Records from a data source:
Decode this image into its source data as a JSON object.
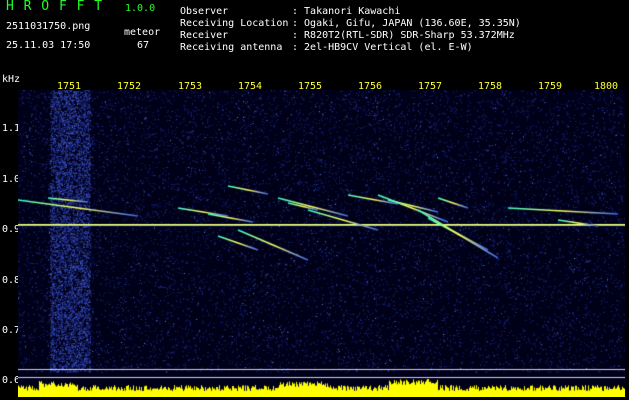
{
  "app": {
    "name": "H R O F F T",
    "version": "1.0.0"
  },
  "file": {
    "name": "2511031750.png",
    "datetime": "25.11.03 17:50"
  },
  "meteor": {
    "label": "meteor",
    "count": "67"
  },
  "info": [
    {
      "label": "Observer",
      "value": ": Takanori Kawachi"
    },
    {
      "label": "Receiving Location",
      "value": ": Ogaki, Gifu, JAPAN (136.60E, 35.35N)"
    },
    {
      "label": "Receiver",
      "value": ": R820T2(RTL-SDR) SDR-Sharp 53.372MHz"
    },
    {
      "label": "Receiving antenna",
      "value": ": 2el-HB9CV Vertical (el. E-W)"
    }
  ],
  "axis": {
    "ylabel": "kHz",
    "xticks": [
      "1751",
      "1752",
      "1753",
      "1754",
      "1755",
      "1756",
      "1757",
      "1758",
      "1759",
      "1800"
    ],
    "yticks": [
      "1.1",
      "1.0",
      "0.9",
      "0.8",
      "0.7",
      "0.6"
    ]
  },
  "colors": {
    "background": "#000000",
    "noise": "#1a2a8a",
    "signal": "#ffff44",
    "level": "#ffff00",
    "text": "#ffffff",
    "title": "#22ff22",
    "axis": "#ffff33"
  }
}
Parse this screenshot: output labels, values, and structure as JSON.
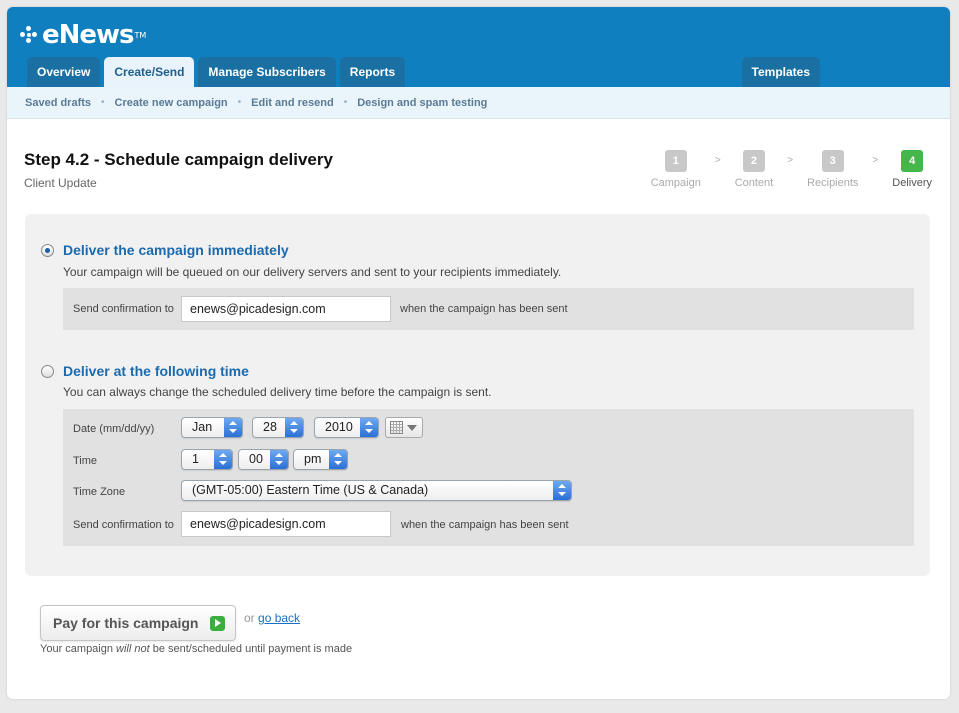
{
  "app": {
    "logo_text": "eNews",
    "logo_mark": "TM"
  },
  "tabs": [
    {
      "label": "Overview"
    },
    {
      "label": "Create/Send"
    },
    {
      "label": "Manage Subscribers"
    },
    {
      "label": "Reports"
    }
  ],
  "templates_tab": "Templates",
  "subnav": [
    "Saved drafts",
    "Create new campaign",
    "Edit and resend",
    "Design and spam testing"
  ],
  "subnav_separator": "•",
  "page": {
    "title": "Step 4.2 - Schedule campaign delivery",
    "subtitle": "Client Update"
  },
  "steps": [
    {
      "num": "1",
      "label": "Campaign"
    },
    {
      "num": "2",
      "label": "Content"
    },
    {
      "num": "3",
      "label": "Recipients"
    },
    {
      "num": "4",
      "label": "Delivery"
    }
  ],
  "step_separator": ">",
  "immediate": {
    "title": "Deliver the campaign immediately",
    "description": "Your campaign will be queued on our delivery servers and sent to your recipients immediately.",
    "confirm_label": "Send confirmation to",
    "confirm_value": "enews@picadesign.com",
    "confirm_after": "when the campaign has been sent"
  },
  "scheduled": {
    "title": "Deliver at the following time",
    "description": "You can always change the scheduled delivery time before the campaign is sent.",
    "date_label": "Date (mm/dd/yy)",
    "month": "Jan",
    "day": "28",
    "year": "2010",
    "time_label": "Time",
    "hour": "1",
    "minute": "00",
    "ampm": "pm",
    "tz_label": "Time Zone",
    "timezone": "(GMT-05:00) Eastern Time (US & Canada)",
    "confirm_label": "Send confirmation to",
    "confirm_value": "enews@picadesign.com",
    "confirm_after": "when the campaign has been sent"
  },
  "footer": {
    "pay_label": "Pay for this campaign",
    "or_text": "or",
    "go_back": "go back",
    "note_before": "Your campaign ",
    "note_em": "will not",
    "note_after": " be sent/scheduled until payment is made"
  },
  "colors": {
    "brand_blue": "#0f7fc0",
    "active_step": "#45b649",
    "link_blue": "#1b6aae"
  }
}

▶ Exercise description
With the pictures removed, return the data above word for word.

▶ Your response
Decode this image into its source data as a JSON object.
{
  "app": {
    "name": "H R O F F T",
    "version": "1.0.0"
  },
  "file": {
    "name": "2511031750.png",
    "datetime": "25.11.03 17:50"
  },
  "meteor": {
    "label": "meteor",
    "count": "67"
  },
  "info": [
    {
      "label": "Observer",
      "value": ": Takanori Kawachi"
    },
    {
      "label": "Receiving Location",
      "value": ": Ogaki, Gifu, JAPAN (136.60E, 35.35N)"
    },
    {
      "label": "Receiver",
      "value": ": R820T2(RTL-SDR) SDR-Sharp 53.372MHz"
    },
    {
      "label": "Receiving antenna",
      "value": ": 2el-HB9CV Vertical (el. E-W)"
    }
  ],
  "axis": {
    "ylabel": "kHz",
    "xticks": [
      "1751",
      "1752",
      "1753",
      "1754",
      "1755",
      "1756",
      "1757",
      "1758",
      "1759",
      "1800"
    ],
    "yticks": [
      "1.1",
      "1.0",
      "0.9",
      "0.8",
      "0.7",
      "0.6"
    ]
  },
  "colors": {
    "background": "#000000",
    "noise": "#1a2a8a",
    "signal": "#ffff44",
    "level": "#ffff00",
    "text": "#ffffff",
    "title": "#22ff22",
    "axis": "#ffff33"
  }
}
Parse this screenshot: output labels, values, and structure as JSON.
{
  "app": {
    "logo_text": "eNews",
    "logo_mark": "TM"
  },
  "tabs": [
    {
      "label": "Overview"
    },
    {
      "label": "Create/Send"
    },
    {
      "label": "Manage Subscribers"
    },
    {
      "label": "Reports"
    }
  ],
  "templates_tab": "Templates",
  "subnav": [
    "Saved drafts",
    "Create new campaign",
    "Edit and resend",
    "Design and spam testing"
  ],
  "subnav_separator": "•",
  "page": {
    "title": "Step 4.2 - Schedule campaign delivery",
    "subtitle": "Client Update"
  },
  "steps": [
    {
      "num": "1",
      "label": "Campaign"
    },
    {
      "num": "2",
      "label": "Content"
    },
    {
      "num": "3",
      "label": "Recipients"
    },
    {
      "num": "4",
      "label": "Delivery"
    }
  ],
  "step_separator": ">",
  "immediate": {
    "title": "Deliver the campaign immediately",
    "description": "Your campaign will be queued on our delivery servers and sent to your recipients immediately.",
    "confirm_label": "Send confirmation to",
    "confirm_value": "enews@picadesign.com",
    "confirm_after": "when the campaign has been sent"
  },
  "scheduled": {
    "title": "Deliver at the following time",
    "description": "You can always change the scheduled delivery time before the campaign is sent.",
    "date_label": "Date (mm/dd/yy)",
    "month": "Jan",
    "day": "28",
    "year": "2010",
    "time_label": "Time",
    "hour": "1",
    "minute": "00",
    "ampm": "pm",
    "tz_label": "Time Zone",
    "timezone": "(GMT-05:00) Eastern Time (US & Canada)",
    "confirm_label": "Send confirmation to",
    "confirm_value": "enews@picadesign.com",
    "confirm_after": "when the campaign has been sent"
  },
  "footer": {
    "pay_label": "Pay for this campaign",
    "or_text": "or",
    "go_back": "go back",
    "note_before": "Your campaign ",
    "note_em": "will not",
    "note_after": " be sent/scheduled until payment is made"
  },
  "colors": {
    "brand_blue": "#0f7fc0",
    "active_step": "#45b649",
    "link_blue": "#1b6aae"
  }
}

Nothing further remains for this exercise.